20th January 1945

Blizzard during the night, and woke to find two or three inches of snow.  More snow showers during the morning, but decided to go to Peterborough whatever happened.  Telephoned the “Grand” and got a room without any trouble.  Drew another £5, rather guiltily – only £23 left in my account now, and nothing coming in until the end of March.

Got the cycle ready, and the sun came out, glittering on the smooth snow.  Waited until after lunch to see if there were any letters, and got a long, kind, delightful epistle from the Biggams, written on January 13th.  How far away in space and time they seem to be.

Essex County “Standard” also came.  Hervey Benham is making a great fuss, wrongly in my opinion, about compensation for the houses blown up in Ipswich Road last June.  This affair does not rank as war-damage, but the claim would have been settled long ago had it not been that the claimants solicitor had refused to accept the award, which was a fair one.  Hervey Benham is much stronger on some pension scandals which he has unearthed – some are very bad.

Left for Peterborough at a quarter to 3, bright sun glittering on the crisp snow.  Freezing hard, roads an ice-sheet, but had little difficulty.  Went along South Brink to Guy Line Bridge.  Many lonely little brick houses along the edge of Waldesea, some neat farms, and at one place a little cattle yard full of polled Anguses.

Clouds came over again, and near Thorney snow began, fast, in big heavy flakes.  Suddenly two very loud explosions came through the mist from the direction of Whittlesey, perhaps a rocket.  This was about 4 o’clock.

Went into Thorney Abbey to shelter, the snow falling so fast that it was impossible to see the top of the towers.  What a curious place, with the lovely Norman arcades made into the outside walls.  Too dark to see any details.  Some fine carved tombstones. 

The snow ceased, and went on to reach Peterborough just after 5, when it was snowing again.  Found the hotel, quite a pleasant place, had a meal, went to a cinema, and then back to a warm, clean bed.  Dance on down below.  Lay for a time wondering whether any “divers” might come in over the Wash tonight, and whether rockets would reach as far as this.

The landlady of this place is the most extraordinary shape I ever saw – quite conical, and immensely fat.

In the lounge found a copy of “Country Life” for 27th October, 1944, containing a letter from M.G. Phillips, of Trust Houses Ltd., 53 Shorts Gardens, W.C.2, who writes about two Colchester tokens – Richard Rich, 1656, and Richard Boyse, 1660, (a halfpenny).

1 comment:

Anonymous said...

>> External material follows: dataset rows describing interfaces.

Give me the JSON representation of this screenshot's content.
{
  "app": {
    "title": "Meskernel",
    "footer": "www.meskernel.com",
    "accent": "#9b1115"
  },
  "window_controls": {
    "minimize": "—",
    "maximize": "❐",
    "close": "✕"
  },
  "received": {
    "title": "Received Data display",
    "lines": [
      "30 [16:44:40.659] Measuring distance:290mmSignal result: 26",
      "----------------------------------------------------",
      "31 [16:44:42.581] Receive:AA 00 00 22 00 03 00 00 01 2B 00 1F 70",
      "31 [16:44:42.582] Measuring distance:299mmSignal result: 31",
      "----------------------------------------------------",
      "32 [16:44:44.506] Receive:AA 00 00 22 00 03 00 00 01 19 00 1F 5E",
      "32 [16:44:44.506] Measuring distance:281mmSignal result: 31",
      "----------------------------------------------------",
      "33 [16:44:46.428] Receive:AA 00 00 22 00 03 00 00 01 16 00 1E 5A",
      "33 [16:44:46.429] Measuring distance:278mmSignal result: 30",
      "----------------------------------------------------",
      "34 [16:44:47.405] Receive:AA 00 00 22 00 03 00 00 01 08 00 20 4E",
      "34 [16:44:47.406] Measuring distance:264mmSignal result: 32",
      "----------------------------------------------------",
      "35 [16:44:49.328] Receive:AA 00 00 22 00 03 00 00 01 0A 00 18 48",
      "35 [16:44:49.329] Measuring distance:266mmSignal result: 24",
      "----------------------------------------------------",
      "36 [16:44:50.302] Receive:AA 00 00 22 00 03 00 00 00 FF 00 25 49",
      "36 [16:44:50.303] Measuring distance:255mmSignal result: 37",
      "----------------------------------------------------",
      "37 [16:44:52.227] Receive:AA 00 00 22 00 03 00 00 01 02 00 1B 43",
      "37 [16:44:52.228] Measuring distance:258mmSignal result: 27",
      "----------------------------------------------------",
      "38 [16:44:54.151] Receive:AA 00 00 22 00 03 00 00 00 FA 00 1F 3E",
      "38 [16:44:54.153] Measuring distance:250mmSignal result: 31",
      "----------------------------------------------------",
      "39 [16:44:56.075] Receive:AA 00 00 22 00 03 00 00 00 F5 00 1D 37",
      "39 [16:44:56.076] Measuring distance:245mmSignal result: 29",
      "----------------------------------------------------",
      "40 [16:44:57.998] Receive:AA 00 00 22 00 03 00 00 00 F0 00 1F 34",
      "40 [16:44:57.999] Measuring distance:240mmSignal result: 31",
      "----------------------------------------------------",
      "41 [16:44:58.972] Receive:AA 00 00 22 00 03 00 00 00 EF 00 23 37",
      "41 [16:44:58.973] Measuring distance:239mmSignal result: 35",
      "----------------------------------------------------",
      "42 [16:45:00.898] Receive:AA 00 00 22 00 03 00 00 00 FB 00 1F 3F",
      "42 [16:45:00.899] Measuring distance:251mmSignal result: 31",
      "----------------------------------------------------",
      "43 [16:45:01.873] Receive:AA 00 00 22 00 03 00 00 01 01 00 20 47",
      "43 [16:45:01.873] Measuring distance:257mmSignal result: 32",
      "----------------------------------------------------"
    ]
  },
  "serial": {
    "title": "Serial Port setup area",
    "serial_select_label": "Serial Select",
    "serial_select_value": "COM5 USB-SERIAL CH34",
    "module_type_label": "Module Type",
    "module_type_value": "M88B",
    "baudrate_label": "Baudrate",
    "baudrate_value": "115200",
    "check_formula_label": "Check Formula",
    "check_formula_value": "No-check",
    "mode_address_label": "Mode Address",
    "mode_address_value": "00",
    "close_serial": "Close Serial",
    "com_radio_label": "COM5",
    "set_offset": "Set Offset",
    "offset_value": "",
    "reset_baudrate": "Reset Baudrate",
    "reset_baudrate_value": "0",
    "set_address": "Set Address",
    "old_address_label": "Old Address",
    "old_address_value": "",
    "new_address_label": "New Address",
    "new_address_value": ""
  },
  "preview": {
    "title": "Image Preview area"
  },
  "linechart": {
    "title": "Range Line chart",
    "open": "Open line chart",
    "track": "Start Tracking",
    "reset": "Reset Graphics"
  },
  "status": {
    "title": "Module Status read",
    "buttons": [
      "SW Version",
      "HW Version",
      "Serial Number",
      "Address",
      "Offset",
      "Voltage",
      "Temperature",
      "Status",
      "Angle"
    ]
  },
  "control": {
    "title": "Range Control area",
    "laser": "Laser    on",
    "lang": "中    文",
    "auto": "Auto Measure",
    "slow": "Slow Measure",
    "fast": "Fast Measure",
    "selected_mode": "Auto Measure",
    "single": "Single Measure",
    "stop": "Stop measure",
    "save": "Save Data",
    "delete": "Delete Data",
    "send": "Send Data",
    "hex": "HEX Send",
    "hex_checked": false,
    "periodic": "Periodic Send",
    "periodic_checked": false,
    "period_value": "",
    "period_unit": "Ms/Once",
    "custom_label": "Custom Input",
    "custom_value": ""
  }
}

ER's finances don't seem as perilous as he records
£5 in today's values £193.26 and £23 would be £888.99.

Interestingly, the weather over the past few days in 1945 has been much the same as now.

Mike Dennis